PROBLEM TO WORK ON » Restate the data below word for word, keeping each line intact.

[Entries taken from a collection]
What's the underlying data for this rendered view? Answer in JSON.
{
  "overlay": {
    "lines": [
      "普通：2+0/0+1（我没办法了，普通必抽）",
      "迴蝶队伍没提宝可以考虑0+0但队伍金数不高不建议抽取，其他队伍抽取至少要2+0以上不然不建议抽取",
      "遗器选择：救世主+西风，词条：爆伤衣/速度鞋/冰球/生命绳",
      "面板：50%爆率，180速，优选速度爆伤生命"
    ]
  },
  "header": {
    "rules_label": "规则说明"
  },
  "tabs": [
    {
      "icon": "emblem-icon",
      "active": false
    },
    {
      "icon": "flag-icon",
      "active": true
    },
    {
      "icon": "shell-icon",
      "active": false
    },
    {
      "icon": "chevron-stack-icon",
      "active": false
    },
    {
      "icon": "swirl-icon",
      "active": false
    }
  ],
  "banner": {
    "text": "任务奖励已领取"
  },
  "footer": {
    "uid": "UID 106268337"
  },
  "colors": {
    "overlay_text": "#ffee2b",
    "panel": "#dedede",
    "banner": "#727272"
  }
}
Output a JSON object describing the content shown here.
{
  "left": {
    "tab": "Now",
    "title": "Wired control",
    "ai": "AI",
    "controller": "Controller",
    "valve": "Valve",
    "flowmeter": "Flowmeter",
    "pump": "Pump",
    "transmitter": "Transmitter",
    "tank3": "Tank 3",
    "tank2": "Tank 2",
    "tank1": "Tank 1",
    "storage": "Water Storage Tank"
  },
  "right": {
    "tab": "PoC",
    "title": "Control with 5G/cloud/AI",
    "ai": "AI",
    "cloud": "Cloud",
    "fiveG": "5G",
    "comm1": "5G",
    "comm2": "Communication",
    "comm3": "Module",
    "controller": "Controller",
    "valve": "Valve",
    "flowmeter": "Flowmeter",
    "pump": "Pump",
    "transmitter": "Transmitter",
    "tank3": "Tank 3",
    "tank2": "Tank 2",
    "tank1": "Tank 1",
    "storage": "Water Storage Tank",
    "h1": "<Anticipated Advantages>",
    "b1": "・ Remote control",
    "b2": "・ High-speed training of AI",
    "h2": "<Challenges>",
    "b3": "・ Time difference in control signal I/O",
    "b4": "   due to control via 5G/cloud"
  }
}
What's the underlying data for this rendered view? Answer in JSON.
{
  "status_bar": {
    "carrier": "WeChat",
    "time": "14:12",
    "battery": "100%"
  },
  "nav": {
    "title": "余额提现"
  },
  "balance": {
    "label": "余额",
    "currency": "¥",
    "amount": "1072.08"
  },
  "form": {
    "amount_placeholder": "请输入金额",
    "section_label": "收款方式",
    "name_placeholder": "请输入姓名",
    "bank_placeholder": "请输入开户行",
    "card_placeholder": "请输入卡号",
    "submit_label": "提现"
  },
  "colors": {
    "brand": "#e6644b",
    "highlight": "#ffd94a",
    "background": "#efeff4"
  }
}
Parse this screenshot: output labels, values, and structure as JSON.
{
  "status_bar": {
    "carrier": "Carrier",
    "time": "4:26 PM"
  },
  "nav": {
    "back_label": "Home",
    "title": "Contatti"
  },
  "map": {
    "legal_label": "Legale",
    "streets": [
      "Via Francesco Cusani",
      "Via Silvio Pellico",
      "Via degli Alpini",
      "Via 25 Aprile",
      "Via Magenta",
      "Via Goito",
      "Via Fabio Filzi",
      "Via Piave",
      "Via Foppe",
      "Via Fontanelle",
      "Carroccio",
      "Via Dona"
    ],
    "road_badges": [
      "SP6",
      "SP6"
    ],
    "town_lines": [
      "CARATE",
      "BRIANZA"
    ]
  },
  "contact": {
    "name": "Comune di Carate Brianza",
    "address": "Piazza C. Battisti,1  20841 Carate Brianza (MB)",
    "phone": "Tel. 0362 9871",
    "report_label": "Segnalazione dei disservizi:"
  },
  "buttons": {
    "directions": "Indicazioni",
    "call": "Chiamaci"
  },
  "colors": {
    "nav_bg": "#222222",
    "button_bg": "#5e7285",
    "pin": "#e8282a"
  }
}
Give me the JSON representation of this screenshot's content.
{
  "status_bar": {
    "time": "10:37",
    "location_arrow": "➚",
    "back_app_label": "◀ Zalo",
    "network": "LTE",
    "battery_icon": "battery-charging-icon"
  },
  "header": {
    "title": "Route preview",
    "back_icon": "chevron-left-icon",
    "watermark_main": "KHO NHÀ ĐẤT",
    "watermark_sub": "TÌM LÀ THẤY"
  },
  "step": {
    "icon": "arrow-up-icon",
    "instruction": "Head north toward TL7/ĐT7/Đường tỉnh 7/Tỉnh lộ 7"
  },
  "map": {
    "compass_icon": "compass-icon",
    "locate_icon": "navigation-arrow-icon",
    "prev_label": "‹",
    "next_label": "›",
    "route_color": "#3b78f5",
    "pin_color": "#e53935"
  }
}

ANSWER TO THIS EXERCISE »
What's the underlying data for this rendered view? Answer in JSON.
{
  "overlay": {
    "lines": [
      "普通：2+0/0+1（我没办法了，普通必抽）",
      "迴蝶队伍没提宝可以考虑0+0但队伍金数不高不建议抽取，其他队伍抽取至少要2+0以上不然不建议抽取",
      "遗器选择：救世主+西风，词条：爆伤衣/速度鞋/冰球/生命绳",
      "面板：50%爆率，180速，优选速度爆伤生命"
    ]
  },
  "header": {
    "rules_label": "规则说明"
  },
  "tabs": [
    {
      "icon": "emblem-icon",
      "active": false
    },
    {
      "icon": "flag-icon",
      "active": true
    },
    {
      "icon": "shell-icon",
      "active": false
    },
    {
      "icon": "chevron-stack-icon",
      "active": false
    },
    {
      "icon": "swirl-icon",
      "active": false
    }
  ],
  "banner": {
    "text": "任务奖励已领取"
  },
  "footer": {
    "uid": "UID 106268337"
  },
  "colors": {
    "overlay_text": "#ffee2b",
    "panel": "#dedede",
    "banner": "#727272"
  }
}
Output a JSON object describing the content shown here.
{
  "left": {
    "tab": "Now",
    "title": "Wired control",
    "ai": "AI",
    "controller": "Controller",
    "valve": "Valve",
    "flowmeter": "Flowmeter",
    "pump": "Pump",
    "transmitter": "Transmitter",
    "tank3": "Tank 3",
    "tank2": "Tank 2",
    "tank1": "Tank 1",
    "storage": "Water Storage Tank"
  },
  "right": {
    "tab": "PoC",
    "title": "Control with 5G/cloud/AI",
    "ai": "AI",
    "cloud": "Cloud",
    "fiveG": "5G",
    "comm1": "5G",
    "comm2": "Communication",
    "comm3": "Module",
    "controller": "Controller",
    "valve": "Valve",
    "flowmeter": "Flowmeter",
    "pump": "Pump",
    "transmitter": "Transmitter",
    "tank3": "Tank 3",
    "tank2": "Tank 2",
    "tank1": "Tank 1",
    "storage": "Water Storage Tank",
    "h1": "<Anticipated Advantages>",
    "b1": "・ Remote control",
    "b2": "・ High-speed training of AI",
    "h2": "<Challenges>",
    "b3": "・ Time difference in control signal I/O",
    "b4": "   due to control via 5G/cloud"
  }
}
What's the underlying data for this rendered view? Answer in JSON.
{
  "status_bar": {
    "carrier": "WeChat",
    "time": "14:12",
    "battery": "100%"
  },
  "nav": {
    "title": "余额提现"
  },
  "balance": {
    "label": "余额",
    "currency": "¥",
    "amount": "1072.08"
  },
  "form": {
    "amount_placeholder": "请输入金额",
    "section_label": "收款方式",
    "name_placeholder": "请输入姓名",
    "bank_placeholder": "请输入开户行",
    "card_placeholder": "请输入卡号",
    "submit_label": "提现"
  },
  "colors": {
    "brand": "#e6644b",
    "highlight": "#ffd94a",
    "background": "#efeff4"
  }
}
Parse this screenshot: output labels, values, and structure as JSON.
{
  "status_bar": {
    "carrier": "Carrier",
    "time": "4:26 PM"
  },
  "nav": {
    "back_label": "Home",
    "title": "Contatti"
  },
  "map": {
    "legal_label": "Legale",
    "streets": [
      "Via Francesco Cusani",
      "Via Silvio Pellico",
      "Via degli Alpini",
      "Via 25 Aprile",
      "Via Magenta",
      "Via Goito",
      "Via Fabio Filzi",
      "Via Piave",
      "Via Foppe",
      "Via Fontanelle",
      "Carroccio",
      "Via Dona"
    ],
    "road_badges": [
      "SP6",
      "SP6"
    ],
    "town_lines": [
      "CARATE",
      "BRIANZA"
    ]
  },
  "contact": {
    "name": "Comune di Carate Brianza",
    "address": "Piazza C. Battisti,1  20841 Carate Brianza (MB)",
    "phone": "Tel. 0362 9871",
    "report_label": "Segnalazione dei disservizi:"
  },
  "buttons": {
    "directions": "Indicazioni",
    "call": "Chiamaci"
  },
  "colors": {
    "nav_bg": "#222222",
    "button_bg": "#5e7285",
    "pin": "#e8282a"
  }
}
Give me the JSON representation of this screenshot's content.
{
  "status_bar": {
    "time": "10:37",
    "location_arrow": "➚",
    "back_app_label": "◀ Zalo",
    "network": "LTE",
    "battery_icon": "battery-charging-icon"
  },
  "header": {
    "title": "Route preview",
    "back_icon": "chevron-left-icon",
    "watermark_main": "KHO NHÀ ĐẤT",
    "watermark_sub": "TÌM LÀ THẤY"
  },
  "step": {
    "icon": "arrow-up-icon",
    "instruction": "Head north toward TL7/ĐT7/Đường tỉnh 7/Tỉnh lộ 7"
  },
  "map": {
    "compass_icon": "compass-icon",
    "locate_icon": "navigation-arrow-icon",
    "prev_label": "‹",
    "next_label": "›",
    "route_color": "#3b78f5",
    "pin_color": "#e53935"
  }
}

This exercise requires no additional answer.